It definitely tempted attendees, usually from the restaurant or the lobby, a peek at old world untouched glamor, and possibly entranced couples into a bite of mischief in the mirrored vanity.
With the expectation of everything being served in sterling silver, the hotel acquired the term ‘Grand Dame’. A former home of President Andrew Jackson, a popular meeting spot for politicians, singers and the city’s glitterati, who’s cash heavy deals were made in swanky lobbies, smoke dense suits or the iconic restaurant.
Bringing me to the Capitol Grille, a scene-y spot of Nashville. Submerged below the lobby in an entirely gold and earthy vibe, it was a classic American Riviera, with white tablecloths and immaculately set up tabletops. As per the highly attentive staff, the ingredients were all sourced locally, with vegetables grown less than 5 miles from the restaurant, and meats grown sustainably too.
It started with a cocktail in a copper mug of sorts, embossed with the logo, and dripping with icy cool and exuding a strong ginger scent. For it was an aged whisky and ginger cocktail with a dash of ginger soda. Refreshing and a notch too light to blend with the pipe-and-velvet ambiance, it was nonetheless lacking in saccharine sweetness which was a pleasure for my parched tastebuds.
The sweet onion bisque soup with grilled Brie cheese arrived with the impeccable texture of a lake – smooth like silken waters, and glowing like the moon.
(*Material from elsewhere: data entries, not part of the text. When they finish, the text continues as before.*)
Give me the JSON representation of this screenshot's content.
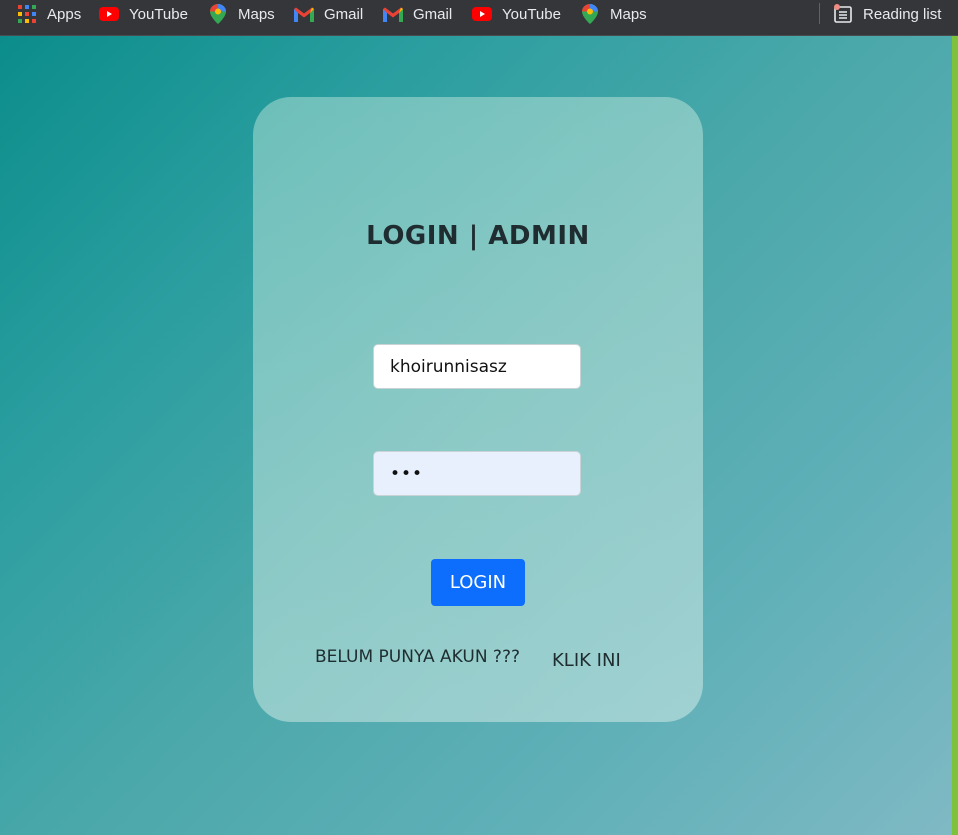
{
  "bookmarks": {
    "items": [
      {
        "label": "Apps",
        "icon": "apps-grid-icon"
      },
      {
        "label": "YouTube",
        "icon": "youtube-icon"
      },
      {
        "label": "Maps",
        "icon": "maps-pin-icon"
      },
      {
        "label": "Gmail",
        "icon": "gmail-icon"
      },
      {
        "label": "Gmail",
        "icon": "gmail-icon"
      },
      {
        "label": "YouTube",
        "icon": "youtube-icon"
      },
      {
        "label": "Maps",
        "icon": "maps-pin-icon"
      }
    ],
    "reading_list": {
      "label": "Reading list",
      "icon": "reading-list-icon"
    }
  },
  "login": {
    "title": "LOGIN | ADMIN",
    "username_value": "khoirunnisasz",
    "password_value": "•••",
    "button_label": "LOGIN",
    "signup_text": "BELUM PUNYA AKUN ???",
    "signup_link": "KLIK INI"
  },
  "colors": {
    "button": "#0d6efd",
    "bookmark_bar": "#35363a",
    "background_start": "#0b8d8b",
    "background_end": "#7fb9c4"
  }
}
With a thick, velvety texture, it tasted of hearty butter with a dash of spice, an undertone of onions and an unmissable creamy cheese. The textural component was a single crouton of bread with more of the Brie, one that would still melt despite being toasted, and which I could have inhaled by the bucket.
My comrade got a horseradish, cucumber and cauliflower seafood salad of sorts, which the dessert-hogging vegetarian in me languished in documenting. Call it the trance of the renaissance era.
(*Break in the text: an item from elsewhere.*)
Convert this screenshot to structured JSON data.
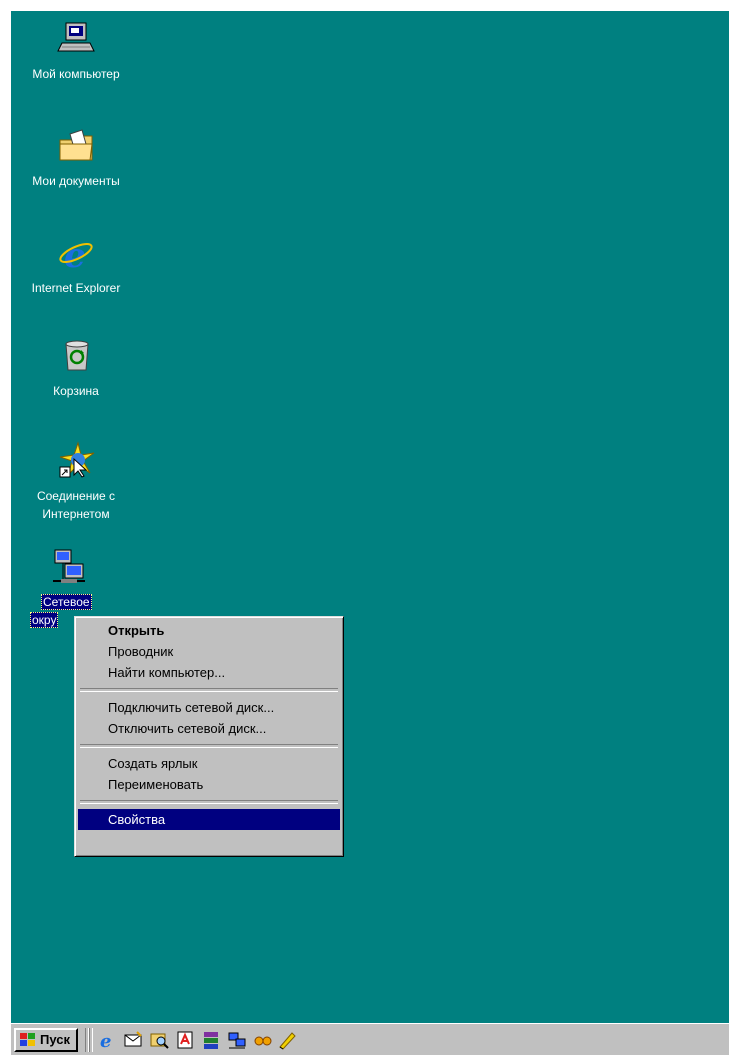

Since everything in the south tastes more sumptuous when doused in butter, I had high hopes from the sweet potato ravioli. And it did not disappoint, elevating a carb heavy Italian dish to hearty heights, cooked with beets and candied celery. The colors of royal maroon to gold married regally, and exuded a juxtaposed buttery bitter flavor, offset with the crunch of pinenuts and the undertone of sweetness. Truly a layered, complex dish of flavor meriting a repeat bite of sorts.
I had the pleasure of requesting and finding Hungarian Tokaj wine in the golden cellars of the hotel. Imported from Hungary, it was a sweet, 6 puttonyos strong wine, almost saccharine like honey but with an aftertaste of lust-worthy memories from Hungary. The perfect enchantment for a step into the dessert course itself.
Surprisingly, with a cake on the menu, it was not an oversized and typically Southern glossed fare, but rather modern and almost European take. A cubical chocolate cake was glazed with cherry, with a salted caramel core to mimic a molten cake. While the caramel was too solid for effect, the flavors were divine, with deep bitter chocolate notes complemented by the sweetness of the cherry and the strong brandy soaked cherries.
The cherry sorbet and goat cheese crumble were the right flavor and temperature offsets, tying together the remix of what seemed to be a Black Forest. Who said forests are filled with wolves? This is one that I would walk into adorned in red, ready with a fork.
Things ended with a portion of macaroons, once again pushing things into a French direction. While I missed the heartiness and density of traditional Southern pies or steaming puddings, the macaroons were still well constructed in comforting flavors of passion fruit, salted caramel, coffee and butterscotch. I am not one to salivate over light bites, but nonetheless enjoyed these as a closing nightcap.
Making excuses to take selfies in the award winning bathroom, I slowly tumbled out onto the charming streets of this whimsical city, where even walking seemed like I was in a trance to a frolicking beat.